We need to reconnect the spiritual universe with daily reality and what we do in our everyday lives and to the environment. By this, I mean demonstrating transcendent spiritual values in the fields of economics, social and environmental justice and, above all, in education, in our working lives, and in the search for peace at all levels. There are, thankfully many signs that this is happening, nurtured by small groups of committed spiritual people around the globe and from many different faiths and cultures.
In the UK, as well as the recognised NGOs there are also very many spiritually-based business and commercial organisations such as the Forum for the Future (set up by three of my fellow co-founders of the New Economics Foundation); and there is Sustainability Ltd, a commercial organisation set up by John Elkington to put into practice the renowned “triple bottom line”. There is a rapidly increasing emphasis on social and ethical investments as witnessed by growing numbers of subscribers to the UK Social Investment Forum and numerous ethical trusts. There is the Schumacher Circle, and the Environmental Law Foundation where committed lawyers give their time, expertise and energies freely to defend local communities from environmental injustice.
In education, spiritual values are emphasised by such organisations as Schumacher College; the recently formed University of the Spirit, and the Human Values Foundation to which more than 1200 primary schools have subscribed. There is also the World Futures Council being set up by Jacob von Uexkull (who established the Right Livelihood Awards).

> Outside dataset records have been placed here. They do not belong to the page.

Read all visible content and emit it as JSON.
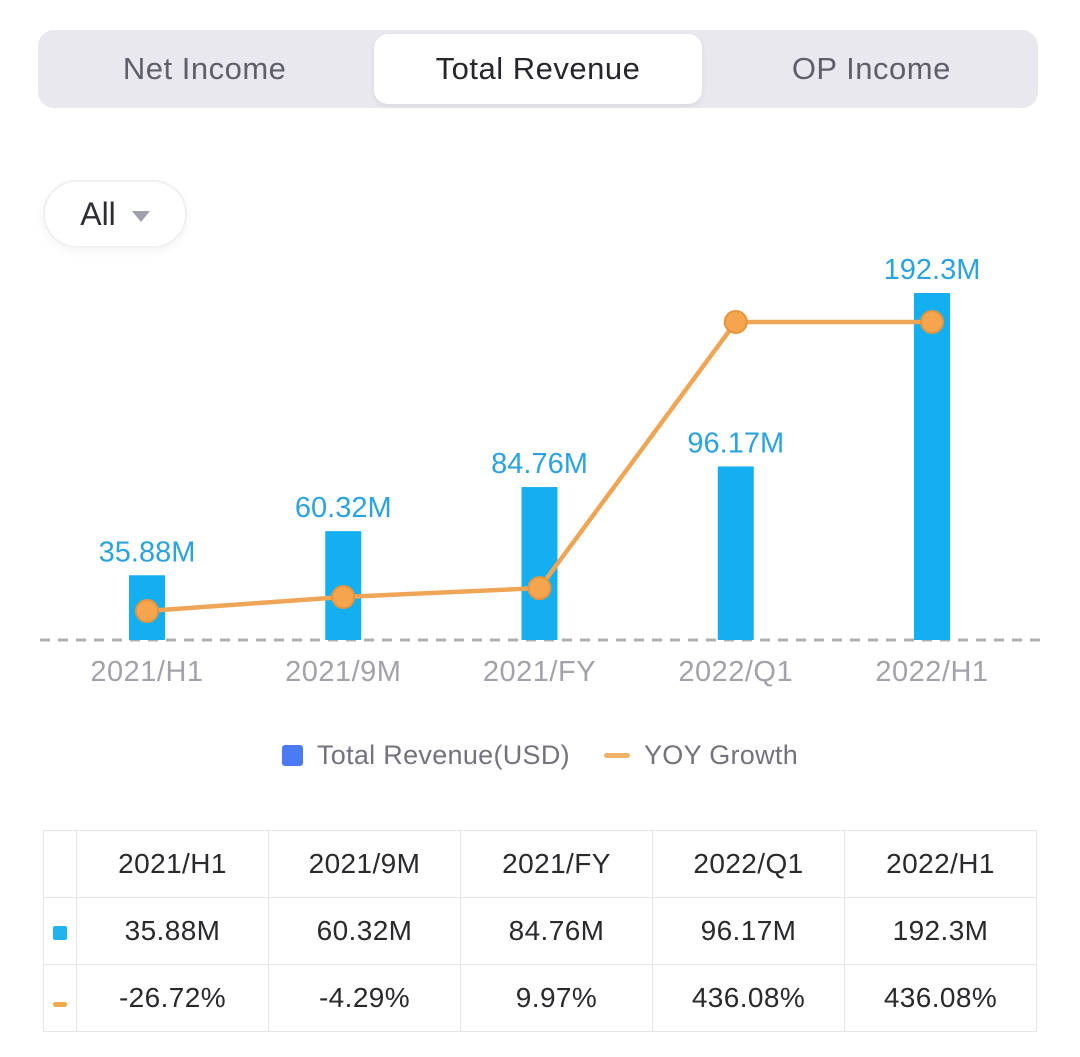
{
  "tab_bar": {
    "items": [
      {
        "label": "Net Income",
        "active": false
      },
      {
        "label": "Total Revenue",
        "active": true
      },
      {
        "label": "OP Income",
        "active": false
      }
    ]
  },
  "filter": {
    "value": "All"
  },
  "chart_data": {
    "type": "bar+line",
    "categories": [
      "2021/H1",
      "2021/9M",
      "2021/FY",
      "2022/Q1",
      "2022/H1"
    ],
    "series": [
      {
        "name": "Total Revenue(USD)",
        "type": "bar",
        "unit": "M",
        "values": [
          35.88,
          60.32,
          84.76,
          96.17,
          192.3
        ],
        "labels": [
          "35.88M",
          "60.32M",
          "84.76M",
          "96.17M",
          "192.3M"
        ],
        "color": "#14AFF0",
        "label_color": "#2BA3DE"
      },
      {
        "name": "YOY Growth",
        "type": "line",
        "unit": "%",
        "values": [
          -26.72,
          -4.29,
          9.97,
          436.08,
          436.08
        ],
        "labels": [
          "-26.72%",
          "-4.29%",
          "9.97%",
          "436.08%",
          "436.08%"
        ],
        "color": "#EFA556",
        "point_fill": "#F4A54E",
        "point_stroke": "#E5953C"
      }
    ],
    "title": "",
    "xlabel": "",
    "ylabel": "",
    "value_axis_hidden": true,
    "grid": false,
    "zero_baseline": "dashed",
    "legend_position": "bottom"
  },
  "legend": {
    "items": [
      {
        "label": "Total Revenue(USD)",
        "swatch": "square"
      },
      {
        "label": "YOY Growth",
        "swatch": "dash"
      }
    ]
  },
  "table": {
    "headers": [
      "2021/H1",
      "2021/9M",
      "2021/FY",
      "2022/Q1",
      "2022/H1"
    ],
    "revenue_row": {
      "icon": "cyan-square",
      "cells": [
        "35.88M",
        "60.32M",
        "84.76M",
        "96.17M",
        "192.3M"
      ]
    },
    "yoy_row": {
      "icon": "orange-dash",
      "cells": [
        {
          "text": "-26.72%",
          "tone": "negative"
        },
        {
          "text": "-4.29%",
          "tone": "negative"
        },
        {
          "text": "9.97%",
          "tone": "positive"
        },
        {
          "text": "436.08%",
          "tone": "positive"
        },
        {
          "text": "436.08%",
          "tone": "positive"
        }
      ]
    }
  },
  "colors": {
    "text_dark": "#2A2A2E",
    "tab_bar_bg": "#E8E8EE",
    "tab_inactive_text": "#5F5F6A",
    "tab_active_text": "#26262C",
    "bar": "#14AFF0",
    "bar_label": "#2BA3DE",
    "line": "#EFA556",
    "axis_label": "#A2A2AB",
    "dashed_baseline": "#AFAFB6",
    "legend_bar_swatch": "#4A7BF3",
    "legend_line_swatch": "#EFB266",
    "legend_text": "#73737E",
    "table_border": "#E4E4E8",
    "table_bar_swatch": "#1FB4F1",
    "table_line_swatch": "#F2A94C",
    "positive": "#3CAC88",
    "negative": "#D9605A"
  }
}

What movements or people exist today which embody the universal or global spirituality and which search for this transcendent truth whilst acknowledging the validity of the religious practices of other faiths?
Perhaps the Baha’i Faith is the most universally prominent religion. There are, however, very many global spiritual movements and persons working in the field of interfaith dialogue and worship – Gandhians, members of the Focolare, the Sufis from the Muslim faith, and the Brahma Kumaris from Mount Abu in India, to name but a few.
I was honoured to be invited to give a paper at the Parliament of the World Religions in Cape Town in 1999 and what struck me most was the amazing colourfulness and diversity of so many different religions and religious expressions. The Zulus, for example, expressed their worship in drumming and wild dancing. I am reminded of what Gandhi meant when he said:
“Everything I have personally experienced, and that also has been expressed by the leaders of the great religions points to the fact that a global spirituality already exists and was intrinsically there from the start as God (by whatever name) is one and is indivisible – everywhere outside time and place.”
Christ’s last prayer was “that all may be one” – not that all may be the same – we should not all eat Nestle products, buy Nike shoes, and study Nietzsche! There is great biodiversity in humanity as well as in nature. I believe that since humans are born as a part of the divine plan we are all spiritual beings, whether we like it or not. The manifestation of this spirituality lies in our response to translating the spirituality into everyday life and action.